Zombie apocalypse it might not quite have been – but the juxtaposition of that comfortable setting with its avenues of gleaming machinery and the lines of primped and preened livestock with the earth-shattering news that the country had voted to leave the EU had produced a similar effect on many of those passing through the gates.
But the genuinely shocked faces and stunned demeanours were entirely understandable, bearing in mind the industry had just had the infrastructure and ground plan it has worked within for more than 40 years yanked suddenly and unceremoniously from beneath its feet.
There might have been some benefits arising from the two events coinciding though – in that the show did give the farming community the opportunity to indulge in some talking therapy.
Rather than brooding on the issue in the lonely isolation of their own farms, there was at least the chance to share the shock and disbelief with others of a like mind.

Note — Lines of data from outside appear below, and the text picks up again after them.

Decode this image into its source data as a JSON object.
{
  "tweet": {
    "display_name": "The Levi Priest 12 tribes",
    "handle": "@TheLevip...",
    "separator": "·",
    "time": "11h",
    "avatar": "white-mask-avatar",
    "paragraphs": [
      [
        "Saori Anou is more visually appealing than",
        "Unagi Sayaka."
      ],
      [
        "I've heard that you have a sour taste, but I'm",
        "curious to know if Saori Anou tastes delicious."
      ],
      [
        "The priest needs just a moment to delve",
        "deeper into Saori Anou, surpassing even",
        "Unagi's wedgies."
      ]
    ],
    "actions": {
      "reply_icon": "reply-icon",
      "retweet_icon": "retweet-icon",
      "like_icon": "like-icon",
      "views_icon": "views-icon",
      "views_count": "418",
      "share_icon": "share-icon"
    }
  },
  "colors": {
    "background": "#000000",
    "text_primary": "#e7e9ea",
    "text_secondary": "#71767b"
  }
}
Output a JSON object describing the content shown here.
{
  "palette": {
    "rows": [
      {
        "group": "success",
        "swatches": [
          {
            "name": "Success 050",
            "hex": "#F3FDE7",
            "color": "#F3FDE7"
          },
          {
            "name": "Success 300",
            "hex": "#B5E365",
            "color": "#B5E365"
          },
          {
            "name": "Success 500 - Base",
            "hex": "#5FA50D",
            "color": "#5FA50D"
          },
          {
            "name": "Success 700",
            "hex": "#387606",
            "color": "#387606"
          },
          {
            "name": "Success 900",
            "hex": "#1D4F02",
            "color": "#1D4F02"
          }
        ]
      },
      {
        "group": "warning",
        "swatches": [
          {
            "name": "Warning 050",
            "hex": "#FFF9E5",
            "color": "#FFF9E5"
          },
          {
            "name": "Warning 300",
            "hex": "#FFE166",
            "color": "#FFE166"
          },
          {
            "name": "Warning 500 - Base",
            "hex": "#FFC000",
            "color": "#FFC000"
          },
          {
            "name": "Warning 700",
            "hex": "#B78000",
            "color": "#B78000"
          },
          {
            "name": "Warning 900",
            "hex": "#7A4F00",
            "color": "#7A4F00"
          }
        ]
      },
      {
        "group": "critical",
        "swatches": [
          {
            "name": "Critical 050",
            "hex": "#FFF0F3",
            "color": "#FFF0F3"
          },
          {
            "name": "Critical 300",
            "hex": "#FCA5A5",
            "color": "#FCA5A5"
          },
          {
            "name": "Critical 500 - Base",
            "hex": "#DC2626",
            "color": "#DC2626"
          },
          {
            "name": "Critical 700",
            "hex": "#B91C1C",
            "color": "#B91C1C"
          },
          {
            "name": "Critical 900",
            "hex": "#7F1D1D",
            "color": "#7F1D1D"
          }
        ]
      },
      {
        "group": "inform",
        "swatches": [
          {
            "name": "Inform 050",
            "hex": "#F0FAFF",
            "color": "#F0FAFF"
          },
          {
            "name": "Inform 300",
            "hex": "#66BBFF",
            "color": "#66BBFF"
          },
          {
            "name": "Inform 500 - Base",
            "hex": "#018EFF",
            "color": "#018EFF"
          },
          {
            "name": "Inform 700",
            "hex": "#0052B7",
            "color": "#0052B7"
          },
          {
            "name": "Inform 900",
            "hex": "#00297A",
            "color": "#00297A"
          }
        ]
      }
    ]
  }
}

There might even have been the opportunity to try to find out just what the implications and ramifications would be – but facts were difficult to tie down, with informed speculation being the best on offer.
With a surprising number of scenarios still possible, though, even the best guesswork had to follow a line of diverging possibilities.
In political circles, the likelihood of a second indy ref was certainly mapped out in short order.
While farmers were amongst the staunchest supporters of the union last time round, judging by the initial reaction to the Brexit vote on display on Friday, no huge carrot would be required to tempt the sector over to what they might previously have viewed as the dark side.
But even a rushed independence vote would be hard-pushed to have the required legislative procedures in place before exit is thrust upon us – for countries at the core of the union have already made it plain that they want a clean break and that the UK should press ahead with Article 50 immediately.
It’s also clear the UK will inevitably face a tortuous and painful departure – if for no other reason than, with growing signs of nationalist tendencies on the ascendancy across Europe, “pour encourager les autres” not to follow the same course of action.
But if the domino theory materialises, a newly independent Scotland could find itself applying to join what by then might be a lame duck European Union.
The alternative route, sticking with Brexit, probably doesn’t have much more to recommend it. A columnist’s description of those leading the Leave campaign as “opportunistic toffs, reactionary clubmen and stockbroker belt quasi fascists” probably couldn’t be bettered.
From the farming industry’s point of view, that probably sums up their qualifications for – and desire to – look after our sector. If these lunatics take over the asylum, despite the promises that the money which will no longer wing its way to Europe will be spent on the home front, the chances of anything more than a token amount of this over-promised fund working its way into farm support is slim at best.
With the few mentions of food made outside the set-piece farming sector debates revolving around a vague promise to make it cheaper, the market place is unlikely to be a source of our salvation.
Continuing to pile the joy high with a five-pronged graip, no bonfire of regulations will be on the cards if we want to maintain any sort of trading deal with our markets in Europe.
World Trade Organisation regulations – with which we’ll still need to comply – will also squash any wild dreams of a return to a deficiency scheme-style payment system.
But could there be any good news in this litany of doom?
A sharp fall in land prices – and with it rental values – could offer opportunities for some in the industry.
Paradoxically, in the short term, any repeat of the sharp slide in Sterling seen early on Friday could boost commodity prices for the industry.
And I’ve been given a firm assurance that SGRPID’s new £178 million computer system will be able to handle the future!